● Data for the task
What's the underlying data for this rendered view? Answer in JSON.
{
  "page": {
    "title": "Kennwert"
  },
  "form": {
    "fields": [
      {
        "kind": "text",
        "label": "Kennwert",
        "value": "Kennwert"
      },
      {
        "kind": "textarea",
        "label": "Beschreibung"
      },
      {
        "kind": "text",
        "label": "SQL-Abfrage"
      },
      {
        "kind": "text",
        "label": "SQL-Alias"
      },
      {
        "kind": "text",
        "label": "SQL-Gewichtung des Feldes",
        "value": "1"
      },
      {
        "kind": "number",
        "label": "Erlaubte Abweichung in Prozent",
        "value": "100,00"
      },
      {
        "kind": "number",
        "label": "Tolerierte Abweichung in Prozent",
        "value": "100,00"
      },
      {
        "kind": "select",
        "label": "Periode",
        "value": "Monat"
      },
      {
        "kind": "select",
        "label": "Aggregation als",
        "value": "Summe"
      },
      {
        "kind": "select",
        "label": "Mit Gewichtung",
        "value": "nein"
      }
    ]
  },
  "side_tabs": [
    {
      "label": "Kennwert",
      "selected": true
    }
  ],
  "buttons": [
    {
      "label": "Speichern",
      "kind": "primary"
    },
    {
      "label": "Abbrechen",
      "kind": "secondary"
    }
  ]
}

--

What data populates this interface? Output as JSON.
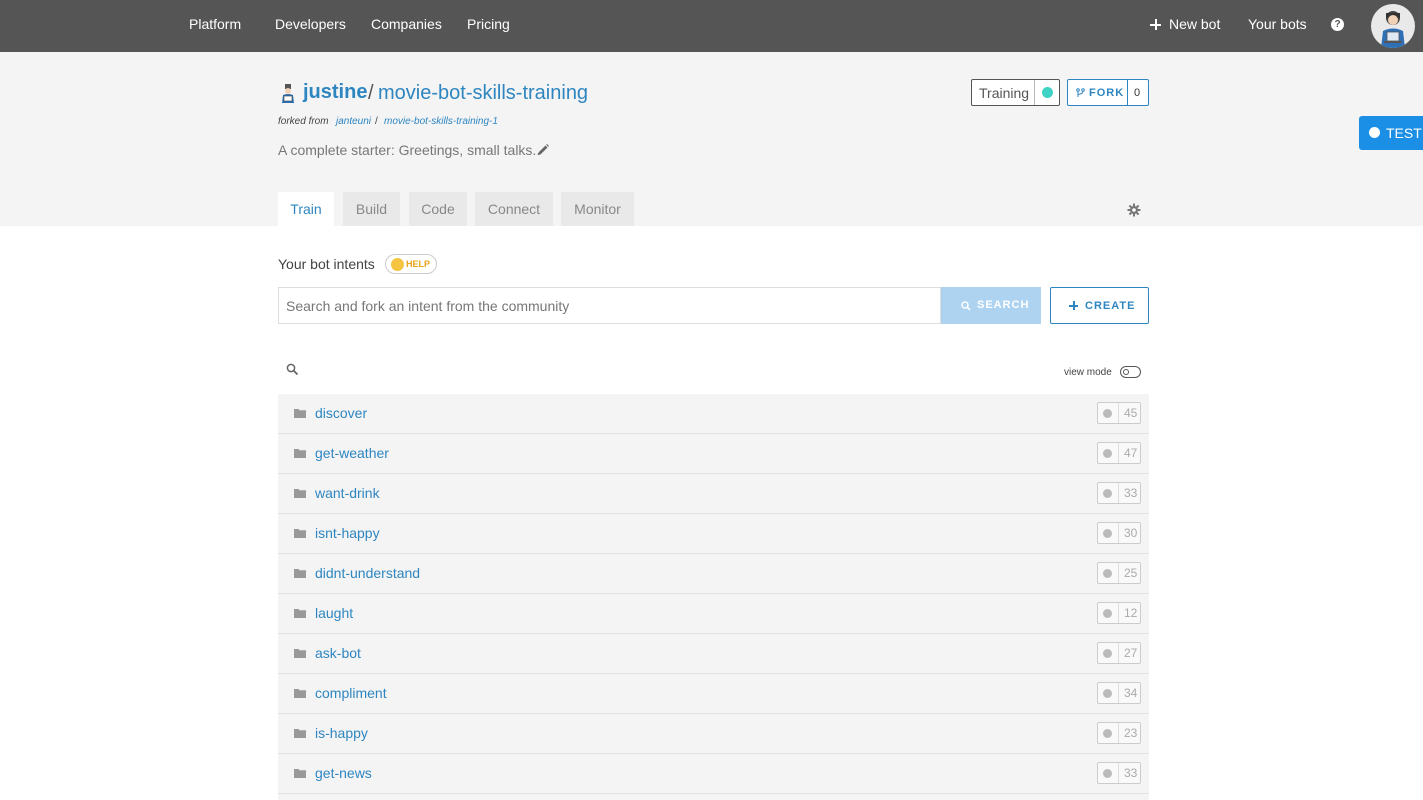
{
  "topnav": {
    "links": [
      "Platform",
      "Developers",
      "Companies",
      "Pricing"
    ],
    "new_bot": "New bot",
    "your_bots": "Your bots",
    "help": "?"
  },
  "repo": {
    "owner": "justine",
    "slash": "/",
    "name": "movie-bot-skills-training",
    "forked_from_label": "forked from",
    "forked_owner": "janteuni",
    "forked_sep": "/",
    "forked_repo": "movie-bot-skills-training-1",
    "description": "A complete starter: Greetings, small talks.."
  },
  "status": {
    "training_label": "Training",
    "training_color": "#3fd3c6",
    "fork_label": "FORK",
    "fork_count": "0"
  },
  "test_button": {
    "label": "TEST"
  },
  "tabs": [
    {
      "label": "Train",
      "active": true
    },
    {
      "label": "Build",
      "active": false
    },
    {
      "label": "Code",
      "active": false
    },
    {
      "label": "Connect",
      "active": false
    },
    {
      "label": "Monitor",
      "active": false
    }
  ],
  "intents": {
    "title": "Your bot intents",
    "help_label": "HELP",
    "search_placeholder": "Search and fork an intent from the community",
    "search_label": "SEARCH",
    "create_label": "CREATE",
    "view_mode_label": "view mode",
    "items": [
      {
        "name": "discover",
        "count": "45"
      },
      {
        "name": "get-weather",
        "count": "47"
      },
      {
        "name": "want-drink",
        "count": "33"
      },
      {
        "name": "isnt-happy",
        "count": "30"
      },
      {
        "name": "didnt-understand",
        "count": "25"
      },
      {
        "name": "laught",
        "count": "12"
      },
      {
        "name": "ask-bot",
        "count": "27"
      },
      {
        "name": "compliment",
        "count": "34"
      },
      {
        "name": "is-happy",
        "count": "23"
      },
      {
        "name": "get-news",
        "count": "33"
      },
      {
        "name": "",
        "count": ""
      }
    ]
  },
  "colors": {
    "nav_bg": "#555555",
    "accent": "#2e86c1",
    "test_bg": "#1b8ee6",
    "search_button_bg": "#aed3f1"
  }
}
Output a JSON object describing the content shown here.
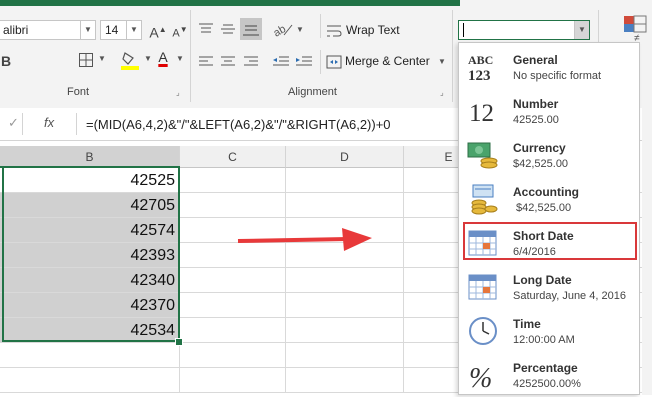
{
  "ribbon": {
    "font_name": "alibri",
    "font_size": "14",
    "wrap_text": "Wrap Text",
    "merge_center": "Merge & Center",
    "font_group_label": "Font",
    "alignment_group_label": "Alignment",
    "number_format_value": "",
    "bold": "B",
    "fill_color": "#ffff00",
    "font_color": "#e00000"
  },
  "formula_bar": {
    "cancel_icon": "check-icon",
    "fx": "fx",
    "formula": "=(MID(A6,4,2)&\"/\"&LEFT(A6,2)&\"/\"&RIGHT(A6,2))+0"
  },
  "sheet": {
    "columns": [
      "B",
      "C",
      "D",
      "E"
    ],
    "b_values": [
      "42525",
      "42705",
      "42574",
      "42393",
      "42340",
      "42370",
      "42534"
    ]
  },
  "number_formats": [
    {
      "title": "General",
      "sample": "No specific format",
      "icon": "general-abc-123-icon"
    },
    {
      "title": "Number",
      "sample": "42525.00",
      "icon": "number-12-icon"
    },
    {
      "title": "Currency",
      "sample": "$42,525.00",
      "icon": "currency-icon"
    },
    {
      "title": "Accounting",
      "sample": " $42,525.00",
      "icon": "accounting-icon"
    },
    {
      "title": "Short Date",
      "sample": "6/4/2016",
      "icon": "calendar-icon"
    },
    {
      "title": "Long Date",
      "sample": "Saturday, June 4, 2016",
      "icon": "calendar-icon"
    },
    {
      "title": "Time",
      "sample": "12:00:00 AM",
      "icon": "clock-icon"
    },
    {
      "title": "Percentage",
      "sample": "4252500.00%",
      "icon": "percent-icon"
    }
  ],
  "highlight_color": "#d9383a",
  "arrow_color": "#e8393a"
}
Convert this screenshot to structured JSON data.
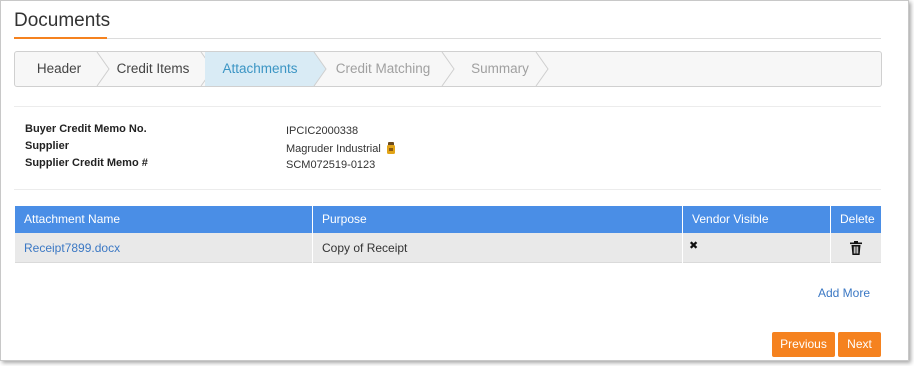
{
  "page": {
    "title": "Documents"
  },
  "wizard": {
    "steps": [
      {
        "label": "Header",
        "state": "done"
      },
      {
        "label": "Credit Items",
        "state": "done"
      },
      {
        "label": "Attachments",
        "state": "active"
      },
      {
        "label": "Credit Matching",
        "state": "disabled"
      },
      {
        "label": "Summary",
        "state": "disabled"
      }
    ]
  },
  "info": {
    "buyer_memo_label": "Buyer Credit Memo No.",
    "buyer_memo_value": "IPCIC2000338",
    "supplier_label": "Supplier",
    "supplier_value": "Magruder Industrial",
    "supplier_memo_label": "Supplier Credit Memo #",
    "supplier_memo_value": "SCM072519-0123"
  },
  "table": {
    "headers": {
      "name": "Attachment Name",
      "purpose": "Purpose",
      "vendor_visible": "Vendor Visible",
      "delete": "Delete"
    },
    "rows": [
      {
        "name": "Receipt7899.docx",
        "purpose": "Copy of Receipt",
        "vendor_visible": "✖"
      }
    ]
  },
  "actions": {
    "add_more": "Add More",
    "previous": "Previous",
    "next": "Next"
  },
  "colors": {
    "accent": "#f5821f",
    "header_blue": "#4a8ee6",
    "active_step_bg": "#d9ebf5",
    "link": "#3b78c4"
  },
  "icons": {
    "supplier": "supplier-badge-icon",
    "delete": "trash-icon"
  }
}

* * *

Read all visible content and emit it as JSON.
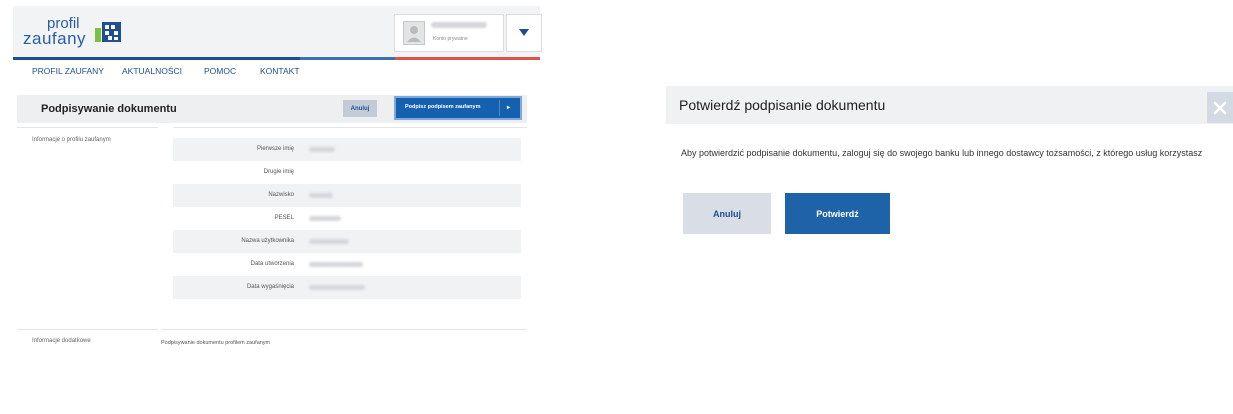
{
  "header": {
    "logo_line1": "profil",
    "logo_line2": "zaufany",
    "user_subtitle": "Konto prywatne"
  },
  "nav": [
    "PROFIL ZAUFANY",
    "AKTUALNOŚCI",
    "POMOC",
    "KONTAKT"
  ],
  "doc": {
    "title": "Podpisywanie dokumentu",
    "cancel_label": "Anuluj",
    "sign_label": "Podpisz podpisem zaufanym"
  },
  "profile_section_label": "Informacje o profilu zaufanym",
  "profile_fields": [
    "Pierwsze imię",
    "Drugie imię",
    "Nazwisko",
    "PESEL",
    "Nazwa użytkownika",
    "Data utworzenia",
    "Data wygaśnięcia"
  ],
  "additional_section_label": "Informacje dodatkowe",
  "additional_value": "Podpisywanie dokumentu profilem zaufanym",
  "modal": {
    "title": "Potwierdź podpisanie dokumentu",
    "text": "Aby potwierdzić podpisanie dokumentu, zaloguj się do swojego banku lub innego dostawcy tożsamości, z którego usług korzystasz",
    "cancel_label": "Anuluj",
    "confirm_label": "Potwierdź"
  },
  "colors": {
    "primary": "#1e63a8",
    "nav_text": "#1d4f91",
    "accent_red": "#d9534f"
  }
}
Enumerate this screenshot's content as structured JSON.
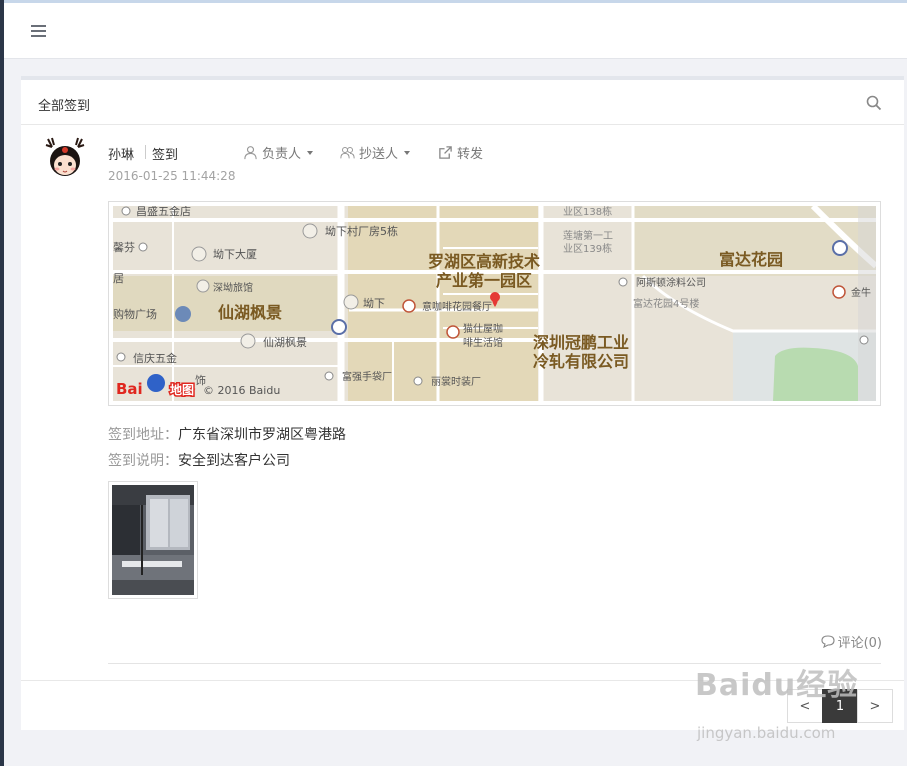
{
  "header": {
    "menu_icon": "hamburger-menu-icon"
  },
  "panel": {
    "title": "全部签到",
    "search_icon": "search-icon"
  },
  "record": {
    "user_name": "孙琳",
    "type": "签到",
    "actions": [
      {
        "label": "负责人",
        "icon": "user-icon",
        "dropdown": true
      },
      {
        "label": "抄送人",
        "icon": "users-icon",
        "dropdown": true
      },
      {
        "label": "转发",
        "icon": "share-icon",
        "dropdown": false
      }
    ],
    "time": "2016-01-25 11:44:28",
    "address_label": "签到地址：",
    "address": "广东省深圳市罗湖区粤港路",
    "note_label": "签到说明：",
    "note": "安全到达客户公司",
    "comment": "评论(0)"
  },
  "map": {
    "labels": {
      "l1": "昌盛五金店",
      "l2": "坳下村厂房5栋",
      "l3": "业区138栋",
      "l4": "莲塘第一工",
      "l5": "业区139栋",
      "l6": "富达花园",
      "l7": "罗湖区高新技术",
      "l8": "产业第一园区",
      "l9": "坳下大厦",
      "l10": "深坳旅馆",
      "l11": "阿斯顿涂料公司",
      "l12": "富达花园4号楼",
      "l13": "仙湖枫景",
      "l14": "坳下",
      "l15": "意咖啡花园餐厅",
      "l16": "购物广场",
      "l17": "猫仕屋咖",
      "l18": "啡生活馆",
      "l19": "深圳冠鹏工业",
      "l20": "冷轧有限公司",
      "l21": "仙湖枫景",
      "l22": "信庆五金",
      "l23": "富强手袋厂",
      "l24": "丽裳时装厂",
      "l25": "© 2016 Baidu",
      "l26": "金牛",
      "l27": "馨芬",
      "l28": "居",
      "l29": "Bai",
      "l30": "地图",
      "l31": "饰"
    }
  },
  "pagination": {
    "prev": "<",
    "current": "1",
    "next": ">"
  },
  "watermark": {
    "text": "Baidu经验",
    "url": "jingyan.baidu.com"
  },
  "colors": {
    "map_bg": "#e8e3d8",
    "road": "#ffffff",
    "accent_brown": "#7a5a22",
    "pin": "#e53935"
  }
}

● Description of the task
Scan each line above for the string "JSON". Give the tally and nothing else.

● Task output
6